1. When sorting through a stack of items and deciding whether or not to keep them, the first person works alone sorting into piles of KEEP FOR SURE, MAYBE KEEP, AND TOSS.
2. Subsequently, the second person goes through the stack again, also alone, re-sorting into his own three piles.
3. Review this second sort together and implement what you’ve decided. This allows both of you to feel as though you had your say in the process without the kind of friction that can sometimes occur when you’re working through it live. Each of you will get to see what the other has chosen, and hopefully you will feel as though you have come to a consensus decision.
1. In the case of the closet installation, understand what needs to be accomplished and what time you have to accomplish it in. If the goal is to get the closet installed and fully functional, either commit to being there until it’s done or make it clear that you have two hours to devote to the project but then need to be on your way.
2. Take direction well. If your pal asks to you go and fetch the drill: fetch.
3. Be patient. Recognize that he may not be a drill master, but unless he asks for your help let him figure it out on his own. And in the meantime, don’t drop on his head the shelf that he’s trying to screw down.
1. Have a very clear understanding of what the goals of the project are. I recently worked with my mom to put on a yard sale. She determined that the primary goal was to divest herself of things she no longer needed in order to lighten the load once she decided to move from the house she is in now, without worrying about how much money was raised.
2. Talk through the process.

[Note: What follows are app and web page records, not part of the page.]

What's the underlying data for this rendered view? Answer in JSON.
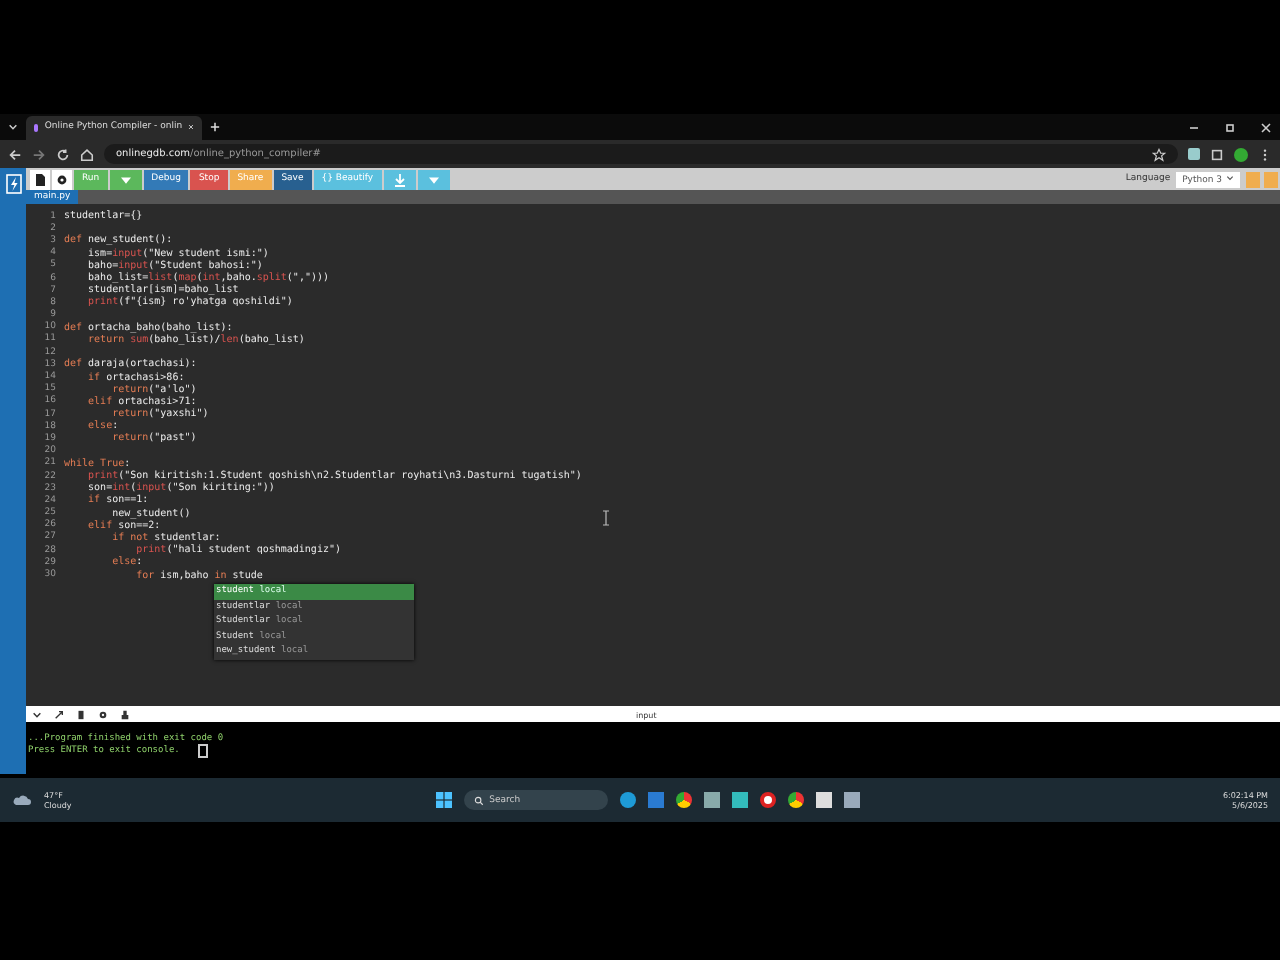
{
  "browser": {
    "tab_title": "Online Python Compiler - onlin",
    "url_domain": "onlinegdb.com",
    "url_path": "/online_python_compiler#"
  },
  "toolbar": {
    "buttons": [
      {
        "kind": "run",
        "label": "Run"
      },
      {
        "kind": "debug",
        "label": "Debug"
      },
      {
        "kind": "stop",
        "label": "Stop"
      },
      {
        "kind": "share",
        "label": "Share"
      },
      {
        "kind": "save",
        "label": "Save"
      },
      {
        "kind": "beautify",
        "label": "{} Beautify"
      }
    ],
    "language_label": "Language",
    "language": "Python 3"
  },
  "file_tab": "main.py",
  "code_lines": [
    {
      "num": "1",
      "segments": [
        {
          "text": "studentlar={}",
          "kind": "plain"
        }
      ]
    },
    {
      "num": "2"
    },
    {
      "num": "3",
      "segments": [
        {
          "text": "def ",
          "kind": "kw"
        },
        {
          "text": "new_student():",
          "kind": "plain"
        }
      ]
    },
    {
      "num": "4",
      "segments": [
        {
          "text": "    ism=",
          "kind": "plain"
        },
        {
          "text": "input",
          "kind": "builtin"
        },
        {
          "text": "(\"New student ismi:\")",
          "kind": "plain"
        }
      ]
    },
    {
      "num": "5",
      "segments": [
        {
          "text": "    baho=",
          "kind": "plain"
        },
        {
          "text": "input",
          "kind": "builtin"
        },
        {
          "text": "(\"Student bahosi:\")",
          "kind": "plain"
        }
      ]
    },
    {
      "num": "6",
      "segments": [
        {
          "text": "    baho_list=",
          "kind": "plain"
        },
        {
          "text": "list",
          "kind": "builtin"
        },
        {
          "text": "(",
          "kind": "plain"
        },
        {
          "text": "map",
          "kind": "builtin"
        },
        {
          "text": "(",
          "kind": "plain"
        },
        {
          "text": "int",
          "kind": "builtin"
        },
        {
          "text": ",baho.",
          "kind": "plain"
        },
        {
          "text": "split",
          "kind": "builtin"
        },
        {
          "text": "(\",\")))",
          "kind": "plain"
        }
      ]
    },
    {
      "num": "7",
      "segments": [
        {
          "text": "    studentlar[ism]=baho_list",
          "kind": "plain"
        }
      ]
    },
    {
      "num": "8",
      "segments": [
        {
          "text": "    print",
          "kind": "builtin"
        },
        {
          "text": "(f\"{ism} ro'yhatga qoshildi\")",
          "kind": "plain"
        }
      ]
    },
    {
      "num": "9"
    },
    {
      "num": "10",
      "segments": [
        {
          "text": "def ",
          "kind": "kw"
        },
        {
          "text": "ortacha_baho(baho_list):",
          "kind": "plain"
        }
      ]
    },
    {
      "num": "11",
      "segments": [
        {
          "text": "    return ",
          "kind": "kw"
        },
        {
          "text": "sum",
          "kind": "builtin"
        },
        {
          "text": "(baho_list)/",
          "kind": "plain"
        },
        {
          "text": "len",
          "kind": "builtin"
        },
        {
          "text": "(baho_list)",
          "kind": "plain"
        }
      ]
    },
    {
      "num": "12"
    },
    {
      "num": "13",
      "segments": [
        {
          "text": "def ",
          "kind": "kw"
        },
        {
          "text": "daraja(ortachasi):",
          "kind": "plain"
        }
      ]
    },
    {
      "num": "14",
      "segments": [
        {
          "text": "    if ",
          "kind": "kw"
        },
        {
          "text": "ortachasi>86:",
          "kind": "plain"
        }
      ]
    },
    {
      "num": "15",
      "segments": [
        {
          "text": "        return",
          "kind": "kw"
        },
        {
          "text": "(\"a'lo\")",
          "kind": "plain"
        }
      ]
    },
    {
      "num": "16",
      "segments": [
        {
          "text": "    elif ",
          "kind": "kw"
        },
        {
          "text": "ortachasi>71:",
          "kind": "plain"
        }
      ]
    },
    {
      "num": "17",
      "segments": [
        {
          "text": "        return",
          "kind": "kw"
        },
        {
          "text": "(\"yaxshi\")",
          "kind": "plain"
        }
      ]
    },
    {
      "num": "18",
      "segments": [
        {
          "text": "    else",
          "kind": "kw"
        },
        {
          "text": ":",
          "kind": "plain"
        }
      ]
    },
    {
      "num": "19",
      "segments": [
        {
          "text": "        return",
          "kind": "kw"
        },
        {
          "text": "(\"past\")",
          "kind": "plain"
        }
      ]
    },
    {
      "num": "20"
    },
    {
      "num": "21",
      "segments": [
        {
          "text": "while True",
          "kind": "kw"
        },
        {
          "text": ":",
          "kind": "plain"
        }
      ]
    },
    {
      "num": "22",
      "segments": [
        {
          "text": "    print",
          "kind": "builtin"
        },
        {
          "text": "(\"Son kiritish:1.Student qoshish\\n2.Studentlar royhati\\n3.Dasturni tugatish\")",
          "kind": "plain"
        }
      ]
    },
    {
      "num": "23",
      "segments": [
        {
          "text": "    son=",
          "kind": "plain"
        },
        {
          "text": "int",
          "kind": "builtin"
        },
        {
          "text": "(",
          "kind": "plain"
        },
        {
          "text": "input",
          "kind": "builtin"
        },
        {
          "text": "(\"Son kiriting:\"))",
          "kind": "plain"
        }
      ]
    },
    {
      "num": "24",
      "segments": [
        {
          "text": "    if ",
          "kind": "kw"
        },
        {
          "text": "son==1:",
          "kind": "plain"
        }
      ]
    },
    {
      "num": "25",
      "segments": [
        {
          "text": "        new_student()",
          "kind": "plain"
        }
      ]
    },
    {
      "num": "26",
      "segments": [
        {
          "text": "    elif ",
          "kind": "kw"
        },
        {
          "text": "son==2:",
          "kind": "plain"
        }
      ]
    },
    {
      "num": "27",
      "segments": [
        {
          "text": "        if not ",
          "kind": "kw"
        },
        {
          "text": "studentlar:",
          "kind": "plain"
        }
      ]
    },
    {
      "num": "28",
      "segments": [
        {
          "text": "            print",
          "kind": "builtin"
        },
        {
          "text": "(\"hali student qoshmadingiz\")",
          "kind": "plain"
        }
      ]
    },
    {
      "num": "29",
      "segments": [
        {
          "text": "        else",
          "kind": "kw"
        },
        {
          "text": ":",
          "kind": "plain"
        }
      ]
    },
    {
      "num": "30",
      "segments": [
        {
          "text": "            for ",
          "kind": "kw"
        },
        {
          "text": "ism,baho ",
          "kind": "plain"
        },
        {
          "text": "in ",
          "kind": "kw"
        },
        {
          "text": "stude",
          "kind": "plain"
        }
      ]
    }
  ],
  "autocomplete": [
    {
      "word": "student",
      "scope": "local",
      "selected": true
    },
    {
      "word": "studentlar",
      "scope": "local",
      "selected": false
    },
    {
      "word": "Studentlar",
      "scope": "local",
      "selected": false
    },
    {
      "word": "Student",
      "scope": "local",
      "selected": false
    },
    {
      "word": "new_student",
      "scope": "local",
      "selected": false
    }
  ],
  "output": {
    "label": "input",
    "lines": [
      "...Program finished with exit code 0",
      "Press ENTER to exit console."
    ]
  },
  "taskbar": {
    "temperature": "47°F",
    "weather": "Cloudy",
    "search_placeholder": "Search",
    "time": "6:02:14 PM",
    "date": "5/6/2025"
  }
}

Mom and I sketched out a timeline of when we would price and move items, how we would advertise, and what were our individual to-do’s in the weeks and days before the sale.
3. Be kind. Recognize that you’re under stress and one or the other of you (hopefully not at the same time!) may buckle. It’s just temporary, though, and remember that you’ll get through this challenge and come out on the other side.